Based on the cover art alone, I expected Vaporware to be a twenty-first century adaptation of Weird Science. Instead, I met Ryan Colter, a video game designer with an absolutely terrible work/life balance. As it turns out, my timing in starting this novel could not have been more serendipitous; as Vaporware was a reward for finishing a massive project at my day job. Therein, my boss once joked that I had been sleeping with the project as if it were a mistress. Though the overlap between Dansky’s character and my own life was minor, at best, it was sufficiently measurable as to immediately make me take my partner out for dinner.

In terms of classification, Vaporware falls somewhere between urban fantasy and science fiction, yet the genre elements within the novel are slight. The book largely functions as both a window into the not-so-glamorous world of video game design and as a scathing criticism of the same. When an indifferent publisher cancels Ryan Colter’s dream project, code named Blue Lightening, I was reminded of what a friend told me when he was working for Dice about seven years ago: “Game design is terrible, I’m applying for a job in business applications. Nobody should have to work like this.”

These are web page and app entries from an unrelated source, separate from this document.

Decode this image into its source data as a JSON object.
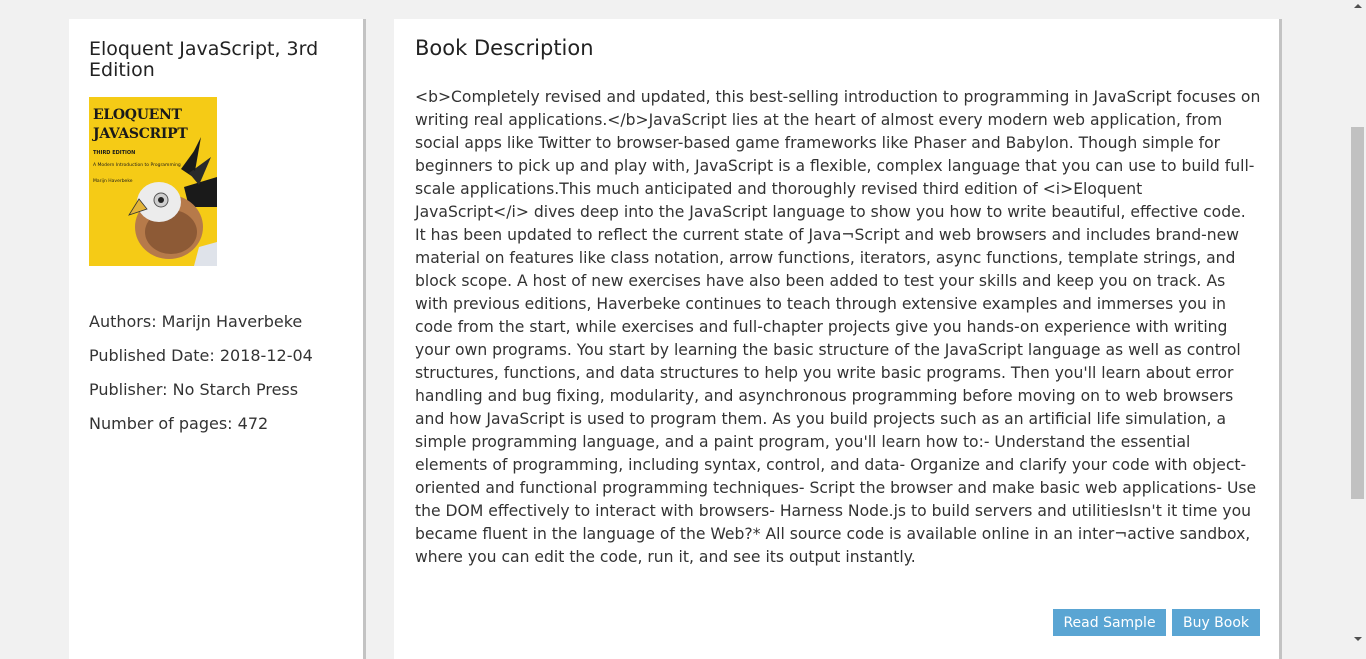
{
  "book": {
    "title": "Eloquent JavaScript, 3rd Edition",
    "cover": {
      "title_line1": "ELOQUENT",
      "title_line2": "JAVASCRIPT",
      "edition": "THIRD EDITION",
      "subtitle": "A Modern Introduction to Programming",
      "author": "Marijn Haverbeke",
      "background_color": "#f5cb16"
    },
    "authors": "Authors: Marijn Haverbeke",
    "published_date": "Published Date: 2018-12-04",
    "publisher": "Publisher: No Starch Press",
    "pages": "Number of pages: 472"
  },
  "description": {
    "heading": "Book Description",
    "text": "<b>Completely revised and updated, this best-selling introduction to programming in JavaScript focuses on writing real applications.</b>JavaScript lies at the heart of almost every modern web application, from social apps like Twitter to browser-based game frameworks like Phaser and Babylon. Though simple for beginners to pick up and play with, JavaScript is a flexible, complex language that you can use to build full-scale applications.This much anticipated and thoroughly revised third edition of <i>Eloquent JavaScript</i> dives deep into the JavaScript language to show you how to write beautiful, effective code. It has been updated to reflect the current state of Java¬Script and web browsers and includes brand-new material on features like class notation, arrow functions, iterators, async functions, template strings, and block scope. A host of new exercises have also been added to test your skills and keep you on track. As with previous editions, Haverbeke continues to teach through extensive examples and immerses you in code from the start, while exercises and full-chapter projects give you hands-on experience with writing your own programs. You start by learning the basic structure of the JavaScript language as well as control structures, functions, and data structures to help you write basic programs. Then you'll learn about error handling and bug fixing, modularity, and asynchronous programming before moving on to web browsers and how JavaScript is used to program them. As you build projects such as an artificial life simulation, a simple programming language, and a paint program, you'll learn how to:- Understand the essential elements of programming, including syntax, control, and data- Organize and clarify your code with object-oriented and functional programming techniques- Script the browser and make basic web applications- Use the DOM effectively to interact with browsers- Harness Node.js to build servers and utilitiesIsn't it time you became fluent in the language of the Web?* All source code is available online in an inter¬active sandbox, where you can edit the code, run it, and see its output instantly."
  },
  "actions": {
    "read_sample": "Read Sample",
    "buy_book": "Buy Book",
    "button_color": "#5aa5d3"
  }
}
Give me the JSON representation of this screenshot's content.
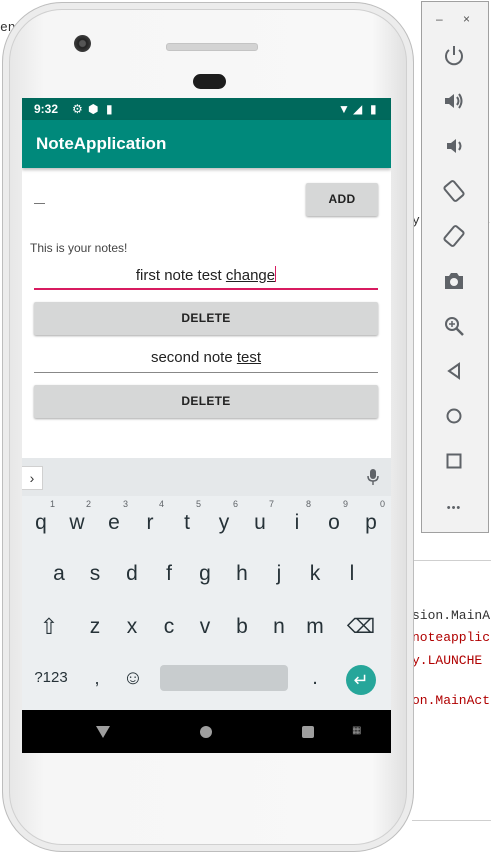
{
  "background": {
    "code_fragments": [
      "en",
      "sion.MainA",
      "noteapplic",
      "y.LAUNCHE",
      "on.MainAct",
      "E",
      "y"
    ],
    "code_colors": {
      "dark": "#333333",
      "red": "#b00000"
    }
  },
  "status_bar": {
    "time": "9:32"
  },
  "app": {
    "title": "NoteApplication",
    "add_button": "ADD",
    "notes_label": "This is your notes!",
    "notes": [
      {
        "plain": "first note test ",
        "underlined": "change",
        "delete_label": "DELETE"
      },
      {
        "plain": "second note ",
        "underlined": "test",
        "delete_label": "DELETE"
      }
    ]
  },
  "keyboard": {
    "row1": [
      {
        "k": "q",
        "h": "1"
      },
      {
        "k": "w",
        "h": "2"
      },
      {
        "k": "e",
        "h": "3"
      },
      {
        "k": "r",
        "h": "4"
      },
      {
        "k": "t",
        "h": "5"
      },
      {
        "k": "y",
        "h": "6"
      },
      {
        "k": "u",
        "h": "7"
      },
      {
        "k": "i",
        "h": "8"
      },
      {
        "k": "o",
        "h": "9"
      },
      {
        "k": "p",
        "h": "0"
      }
    ],
    "row2": [
      "a",
      "s",
      "d",
      "f",
      "g",
      "h",
      "j",
      "k",
      "l"
    ],
    "row3": [
      "z",
      "x",
      "c",
      "v",
      "b",
      "n",
      "m"
    ],
    "shift": "⇧",
    "backspace": "⌫",
    "symbols": "?123",
    "comma": ",",
    "emoji": "☺",
    "period": ".",
    "enter": "↵",
    "chevron": "›"
  },
  "emulator_panel": {
    "minimize": "–",
    "close": "×",
    "more": "•••"
  },
  "colors": {
    "status_bar": "#00695c",
    "app_bar": "#00897b",
    "accent": "#d81b60",
    "enter_key": "#26a69a"
  }
}
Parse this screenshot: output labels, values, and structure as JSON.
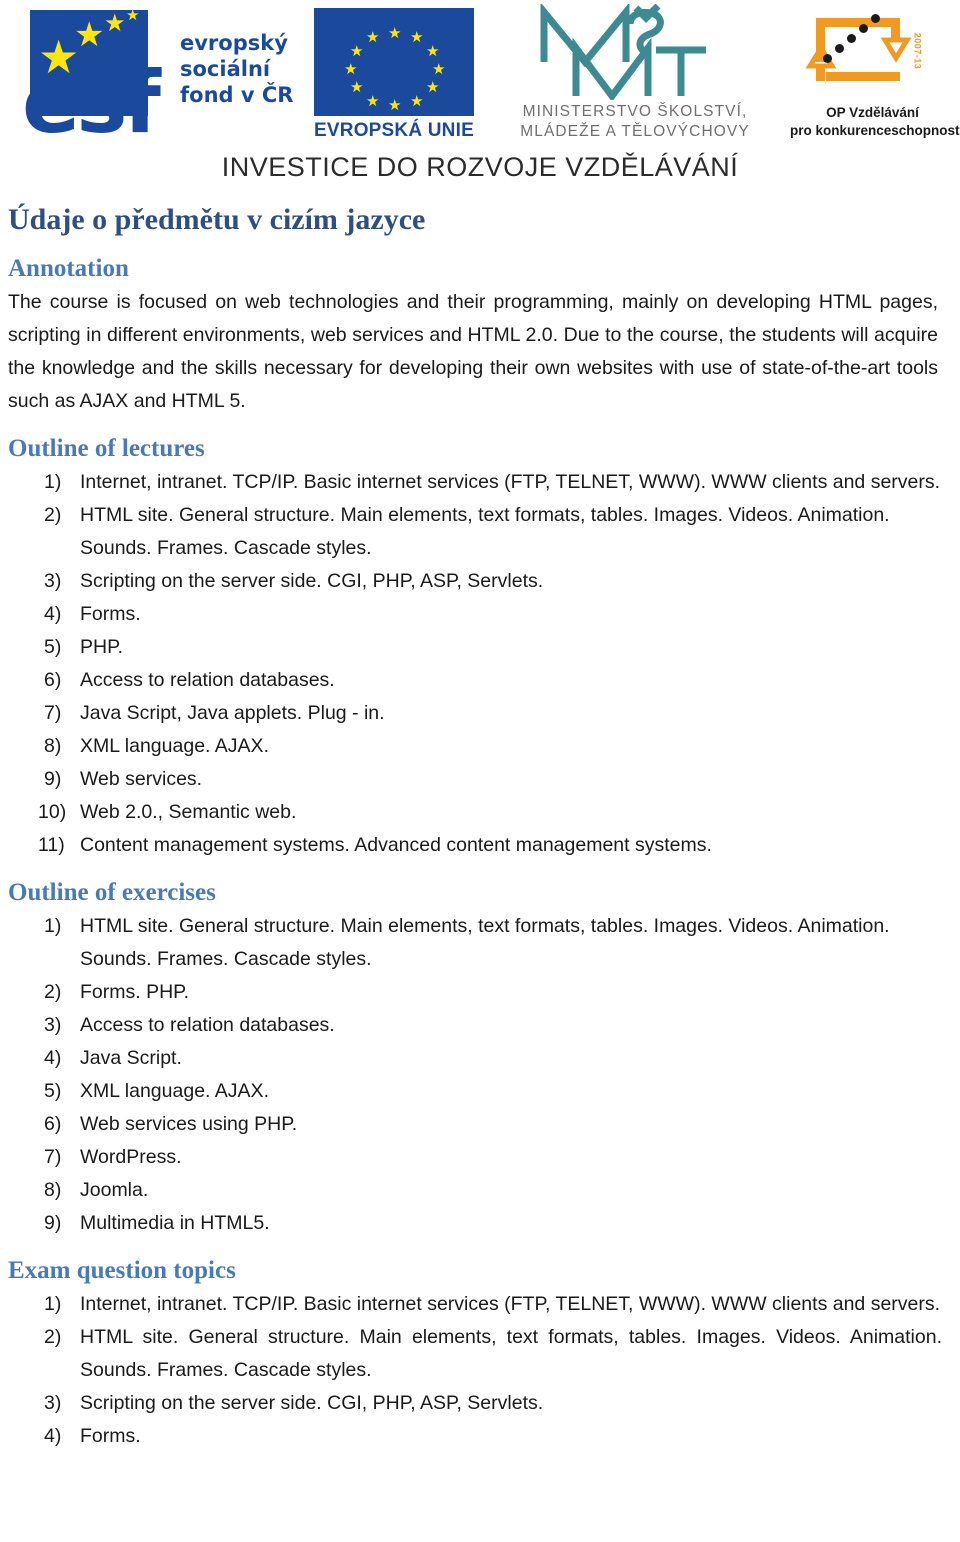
{
  "header": {
    "esf": {
      "line1": "evropský",
      "line2": "sociální",
      "line3": "fond v ČR",
      "wordmark": "esf"
    },
    "eu": {
      "caption": "EVROPSKÁ UNIE"
    },
    "msmt": {
      "caption_line1": "MINISTERSTVO ŠKOLSTVÍ,",
      "caption_line2": "MLÁDEŽE A TĚLOVÝCHOVY"
    },
    "op": {
      "caption_line1": "OP Vzdělávání",
      "caption_line2": "pro konkurenceschopnost",
      "years": "2007-13"
    },
    "banner": "INVESTICE DO ROZVOJE VZDĚLÁVÁNÍ",
    "colors": {
      "eu_blue": "#1b4a9c",
      "eu_yellow": "#ffe511",
      "msmt_teal": "#3e8a93",
      "op_orange": "#f09a23"
    }
  },
  "document": {
    "title": "Údaje o předmětu v cizím jazyce",
    "annotation": {
      "heading": "Annotation",
      "text": "The course is focused on web technologies and their programming, mainly on developing HTML pages, scripting in different environments, web services and HTML 2.0. Due to the course, the students will acquire the knowledge and the skills necessary for developing their own websites with use of state-of-the-art tools such as AJAX and HTML 5."
    },
    "outline_of_lectures": {
      "heading": "Outline of lectures",
      "items": [
        "Internet, intranet. TCP/IP. Basic internet services (FTP, TELNET, WWW). WWW clients and servers.",
        "HTML site. General structure. Main elements, text formats, tables. Images. Videos. Animation. Sounds. Frames. Cascade styles.",
        "Scripting on the server side. CGI, PHP, ASP, Servlets.",
        "Forms.",
        "PHP.",
        "Access to relation databases.",
        "Java Script, Java applets. Plug - in.",
        "XML language. AJAX.",
        "Web services.",
        "Web 2.0., Semantic web.",
        "Content management systems. Advanced content management systems."
      ],
      "markers": [
        "1)",
        "2)",
        "3)",
        "4)",
        "5)",
        "6)",
        "7)",
        "8)",
        "9)",
        "10)",
        "11)"
      ]
    },
    "outline_of_exercises": {
      "heading": "Outline of exercises",
      "items": [
        "HTML site. General structure. Main elements, text formats, tables. Images. Videos. Animation. Sounds. Frames. Cascade styles.",
        "Forms. PHP.",
        "Access to relation databases.",
        "Java Script.",
        "XML language. AJAX.",
        "Web services using PHP.",
        "WordPress.",
        "Joomla.",
        "Multimedia in HTML5."
      ],
      "markers": [
        "1)",
        "2)",
        "3)",
        "4)",
        "5)",
        "6)",
        "7)",
        "8)",
        "9)"
      ]
    },
    "exam_question_topics": {
      "heading": "Exam question topics",
      "items": [
        "Internet, intranet. TCP/IP. Basic internet services (FTP, TELNET, WWW). WWW clients and servers.",
        "HTML site. General structure. Main elements, text formats, tables. Images. Videos. Animation. Sounds. Frames. Cascade styles.",
        "Scripting on the server side. CGI, PHP, ASP, Servlets.",
        "Forms."
      ],
      "markers": [
        "1)",
        "2)",
        "3)",
        "4)"
      ]
    },
    "colors": {
      "title_blue": "#2e4f7f",
      "heading_blue": "#4a7ab5",
      "body_text": "#1a1a1a"
    }
  }
}
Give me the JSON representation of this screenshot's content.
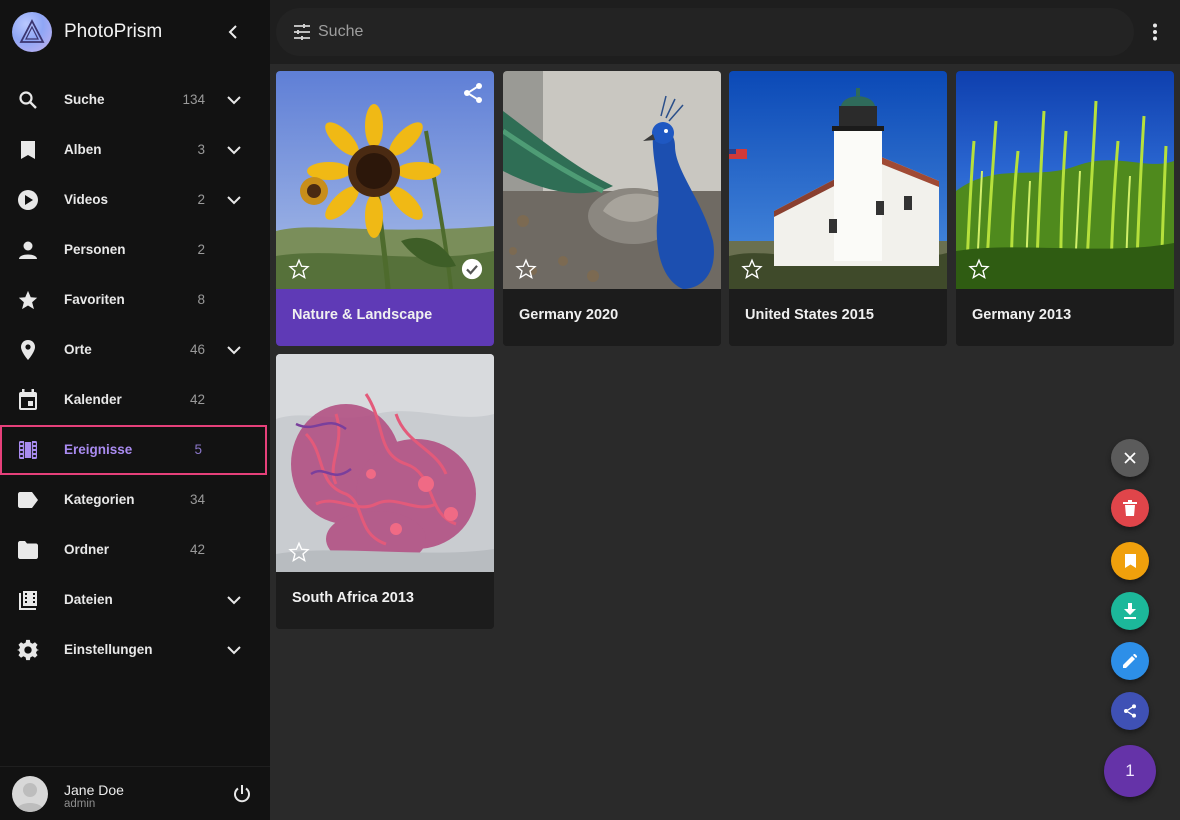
{
  "app": {
    "name": "PhotoPrism"
  },
  "search": {
    "placeholder": "Suche"
  },
  "nav": [
    {
      "label": "Suche",
      "count": "134"
    },
    {
      "label": "Alben",
      "count": "3"
    },
    {
      "label": "Videos",
      "count": "2"
    },
    {
      "label": "Personen",
      "count": "2"
    },
    {
      "label": "Favoriten",
      "count": "8"
    },
    {
      "label": "Orte",
      "count": "46"
    },
    {
      "label": "Kalender",
      "count": "42"
    },
    {
      "label": "Ereignisse",
      "count": "5"
    },
    {
      "label": "Kategorien",
      "count": "34"
    },
    {
      "label": "Ordner",
      "count": "42"
    },
    {
      "label": "Dateien",
      "count": ""
    },
    {
      "label": "Einstellungen",
      "count": ""
    }
  ],
  "user": {
    "name": "Jane Doe",
    "role": "admin"
  },
  "albums": [
    {
      "title": "Nature & Landscape",
      "selected": true
    },
    {
      "title": "Germany 2020",
      "selected": false
    },
    {
      "title": "United States 2015",
      "selected": false
    },
    {
      "title": "Germany 2013",
      "selected": false
    },
    {
      "title": "South Africa 2013",
      "selected": false
    }
  ],
  "selection": {
    "count": "1"
  },
  "colors": {
    "accent": "#5f3ab6",
    "active_outline": "#e5407a",
    "fab_close": "#5b5b5b",
    "fab_delete": "#e0454a",
    "fab_album": "#f0a00c",
    "fab_download": "#1cb89a",
    "fab_edit": "#2d8fe8",
    "fab_share": "#3f51b5"
  }
}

When we then consider Mr. Dansky’s impressive track record as a game developer and game writer, it is tempting to approach Vaporware as something of semi-autobiographical parable. Naturally, any attempt to discern fact from fiction would be idle speculation. Of course the question of whether or not Ryan Coulter is an avatar for Richard Dansky is far less important than the obvious strength of the novel’s narrative voice. Much like reading James Clavell’s Shogun makes a person feel like an expert on feudal Japan, so too does Richard Dansky offer a decisive, and almost voyeuristic, window into a sub-culture all its own.

As a narrator, Ryan Colter is something of an interesting figure. Despite being likable and well intentioned, Colter is self-involved, self-sabotaging, narcissistic. His story arc is a downward spiral of broken relationships, both professional and personal. Colter says, “I can change” with the pathetic delusion of a drug addict in denial. At the same time, his shortcomings all stem from a genuine passion for his work. The character is such an auteur in his own right that I expect he would resonate with any reader who  engages in any manner of creative work. Indeed, it’s not too much of a stretch to imagine how, if a few variables were changed, one of my friends (or even yours truly) could become Ryan Colter, ever beset by the best of intentions but ultimately unable to leave the project alone.

Mr. Danksy is also clever enough to deny readers an explanation for Vaporware’s central mystery: how has Blue Lightening transformed from computer code to physical being? Arguably, providing an answer beyond the book’s metaphysical clues would  necessitate a stockpile of weapons-grade handwavium. I have no doubt such an act would alter the book’s narrative trajectory far from a parable on work and into the domain of terrible Star Trek and Doctor Who plots. As it stands, Blue Lightening is a personification of every project that demanded more of those who worked on it. She is the siren song of work-guilt (a thing I first felt in grad school when spending time on anything other than research and writing felt like time poorly invested) and the “just one more turn” phenomenon that the likes of Sid Meier and Julian Gollup used to rob gamers of sleep and productivity.

Blue Lightening also works as an observation on the female form within gaming. When Ryan conceives of Blue Lightening as a character, he does so intending for her to be cool with a hint of sadism, as to appeal to the multiplayer gaming crowd. When she emerges into the real world, it is as a manic sex kitten version of Halo’s Cortana. And just like Cortana, who within the Halo universe began as the Master Chief’s partner, Blue Lightening devolves into a character whose agency is subject to a male figure. This in of itself may not be a scathing condemnation of how women are often depicted in games – overly sexualized, somewhat vapid, male power fantasies – but it is an accurate representation of the contemporary zeitgeist.

A reader has to make the conscious act of reconciling Blue Lightening with the novel’s flesh and blood characters to truly see the criticism on how gaming, and maybe even the media at large, treat female characters. Blue Lightening is quite intentionally a shallow character compared to the two real women in Ryan’s life. The latter exist as fully formed individuals, in stark contrast to the one-dimensional caricature that is Ryan’s passion project. The message is, perhaps, a little oblique, but it’s none the less there for any reader at all familiar with the ongoing dialogues on women in gaming: even with the best of intentions, women in video games rarely compare to their real-world counterparts.

Ultimately, Vaporware, is a cautionary tale against letting a passion for work become a sole focus of a person’s life. The narrative voice is so effectively compelling as to make a reader feel privy to the daily comings and goings of video game development. Despite being set in and about a game studio, Vaporware offers broad appeal to all creative individuals, not simply those who are heavily invested in gaming as either a producer or consumer. In short, if you’ve ever neglected friends, family, or relationships for work, you would do well to read this book.


Written by: Richard Danksy

Published by: JournalStone